When I feel a patient is stable, how can I facilitate an effective transition back to the primary care physician?
The move from oncology to primary care follow-up requires the oncologist to fully inform the patient of the safety of and reasons for the transition. This will require clear and compassionate communication techniques to empathically address the anxiety that this transition might entail for the patient. To facilitate the transition and enhance education of patients and primary care physicians, it may be helpful for oncologists to develop a survivorship plan for each patient (particularly for those transitioning back to their primary care physicians).7
A survivorship plan might entail two documents provided at different times: first, a treatment summary that describes staging and treatment at the end of prescribed therapy, and second, a survivorship document that outlines long-term expectations and recommendations for the patient and primary care physician. Provision of a survivorship plan might be at the time of transition to long-term follow-up with the primary care provider. Ganz et al8 and Earle9 have both reviewed effective survivorship plans and offered recommendations on what components are essential. ASCO is now providing treatment summary templates on its Web site10 to help accomplish this important task and is encouraging electronic medical record vendors to incorporate these templates into their products.8
What are the basic components of a treatment summary and survivorship plan?
The basic information that a primary care physician and patient should receive in the form of a treatment summary includes type of cancer, staging information, therapy delivered, and some discussion of prognosis. In their review of breast cancer survivorship plans, Ganz et al8 note that key components of survivorship plans include toxicities of therapy (past, current, and possible late toxicities), psychosocial and supportive care needs of the patient and family, surveillance needs for recurrence and new primary cancers, healthy lifestyle changes that could alter the course of disease, and any genetic screening recommended for the patient and family members.

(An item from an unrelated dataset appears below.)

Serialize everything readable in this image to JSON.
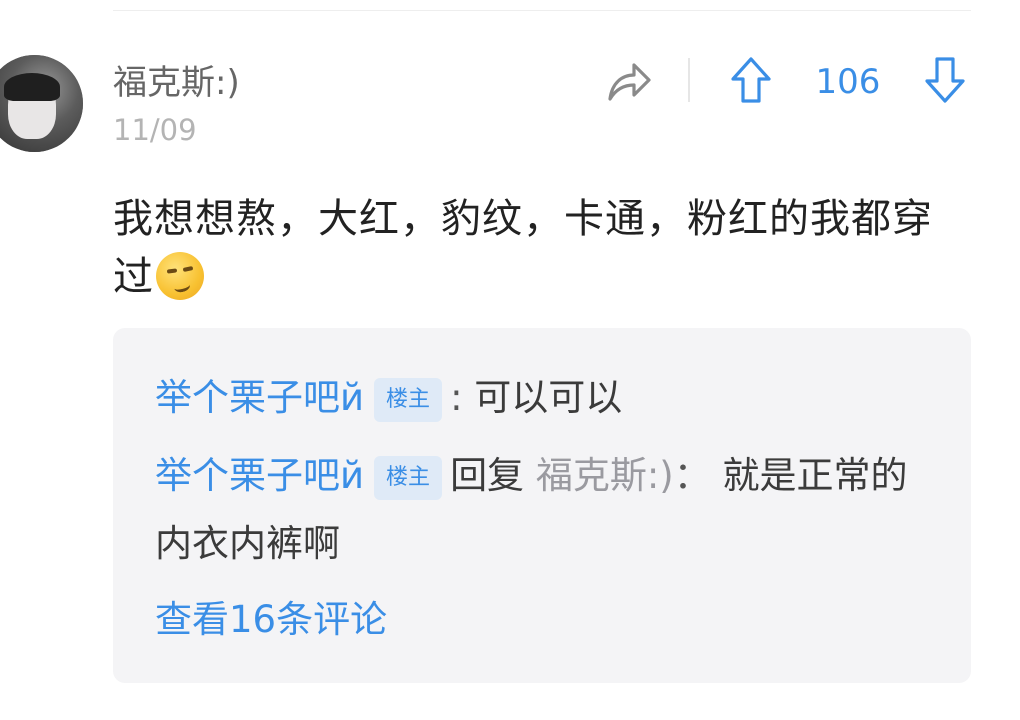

It is clear from the reviews by Ganz et al8 and Earle9 that comprehensive survivorship plans can be quite lengthy, and routine execution of these survivorship plans by oncologists will require careful consideration of their local community cultures and of how communication with primary care providers is routinely performed. In her commentary on the provision of cancer follow-up by primary care physicians, Nekhlyudov11 notes that both primary care providers and oncologists contribute important elements of longitudinal care for patients with cancer. However, her advice to oncologists who are transitioning patients to primary care physicians with survivorship plans is to “keep it simple.” This will be a delicate challenge for oncologists: to synthesize relevant survivorship research, clearly communicate the key elements to patients, and succinctly summarize recommendations for primary care physicians.
The anticipated workforce shortage in medical oncology and burgeoning numbers of cancer survivors will challenge medical oncologists to consider transitioning well cancer survivors back to their primary care physicians. This process of transition is likely to be most effective and efficient if oncologists proactively establish plans for survivorship care that satisfy current national standards and are appropriate for the medical cultures of the communities in which they practice. Key take-home points are as follows:
The author indicated no potential conflicts of interest.